Ok, actually it was Chloe that built the first pod. And Greg that built the second. But those pods were built to store the geospatial information data for GINA – the Geographic Information Network of Alaska.
The pod you stumbled upon in my Picasa album was one of two that I helped build for the Geographic Information Network of Alaska (GINA) in 2009/2010 when I was still a CS student. (I built the first pod, and finished up the build on the second, which was assembled by my colleague, Greg Wirth).
GINA is a small research group affiliated with the University of Alaska Fairbanks. We operate on grants mostly, so we have to be conservative and wise with our spending. That’s why my boss, Dayne Broderson, chose to use the open hardware that you so generously provide schematics to.

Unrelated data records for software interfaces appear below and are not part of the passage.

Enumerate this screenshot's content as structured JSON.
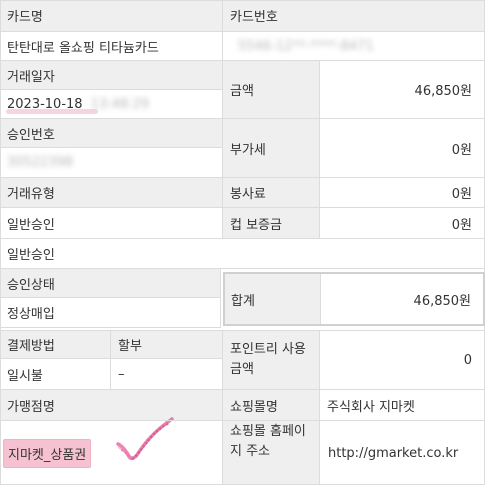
{
  "receipt": {
    "card_name_label": "카드명",
    "card_number_label": "카드번호",
    "card_name_value": "탄탄대로 올쇼핑 티타늄카드",
    "card_number_value": "5546-12**-****-8471",
    "transaction_date_label": "거래일자",
    "transaction_date_value": "2023-10-18",
    "transaction_time_value": "13:48:29",
    "amount_label": "금액",
    "amount_value": "46,850원",
    "approval_no_label": "승인번호",
    "approval_no_value": "30522398",
    "vat_label": "부가세",
    "vat_value": "0원",
    "transaction_type_label": "거래유형",
    "service_fee_label": "봉사료",
    "service_fee_value": "0원",
    "transaction_type_value": "일반승인",
    "cup_deposit_label": "컵 보증금",
    "cup_deposit_value": "0원",
    "transaction_type_value_2": "일반승인",
    "approval_status_label": "승인상태",
    "total_label": "합계",
    "total_value": "46,850원",
    "approval_status_value": "정상매입",
    "payment_method_label": "결제방법",
    "installment_label": "할부",
    "payment_method_value": "일시불",
    "installment_value": "–",
    "points_label": "포인트리 사용금액",
    "points_value": "0",
    "merchant_label": "가맹점명",
    "mall_name_label": "쇼핑몰명",
    "mall_name_value": "주식회사 지마켓",
    "merchant_value": "지마켓_상품권",
    "mall_url_label": "쇼핑몰 홈페이지 주소",
    "mall_url_value": "http://gmarket.co.kr"
  }
}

At GINA, we have many years worth of spatial and sattelite imagery, and we keep it all saved away for GIS specialists, cartographers, professors and students at the university to use. We also provide the majority of this data online through Web Mapping Services (WMS) on our website. It’s basically our own Google Earth, so millions of image tiles need to be stored. Given those circumstances, we needed something that would allow the data to be readily available for viewing. That’s where the pods came in.
Our pods are the first (that I’ve heard of, anyway) to be used as High Availability cluster nodes. That means if one pod goes down, the other pod takes over its IP and web services, without the users ever noticing. Since robustness is important to us at GINA, we also altered the design a little to allow for a RAID1 system partition. Otherwise, losing that one system disk could lead to unexpected downtime.
My colleague, Greg, made a mounting bracket that mounted something quite similar to this IcyDock inside our pods. It let us use two 2.5″ hard drives, which we then installed with RAID1 for the OS.
The only issue we ran into when building these was the PSU. The Modu 87 was cheaper and more readily available than the other PSU listed on your site, so we tried the Modu first. Here’s a picture of the problem we encountered:
(Update 7/28/14: Image link removed)
From there, we tested it out with some molex adapters, which helped with the connector angle problem, but didn’t hold up under testing. (I let out the Magic Smoke! >_>)
We finally got our hands on the Plexton PSUs with the custom cabling, and everything from then on was smooth. It cleared up a lot of space inside the cases too, since the cabling was much neater.
It went so well, in fact, and has been running so reliably since, that my boss is considering implementing the V2 design next. I’m kind of jealous that I wont be there to help them build it this time, since I moved away recently to study more high-availability clustering at LINBIT. But that pod build was one of the most fun and interesting projects I’ve done yet!
Thanks for inquiring about our pods,
Stefanie “Chloe” Edgar
Congratulations Chloe on building a high-availability cluster version!
And thank you for sharing the story!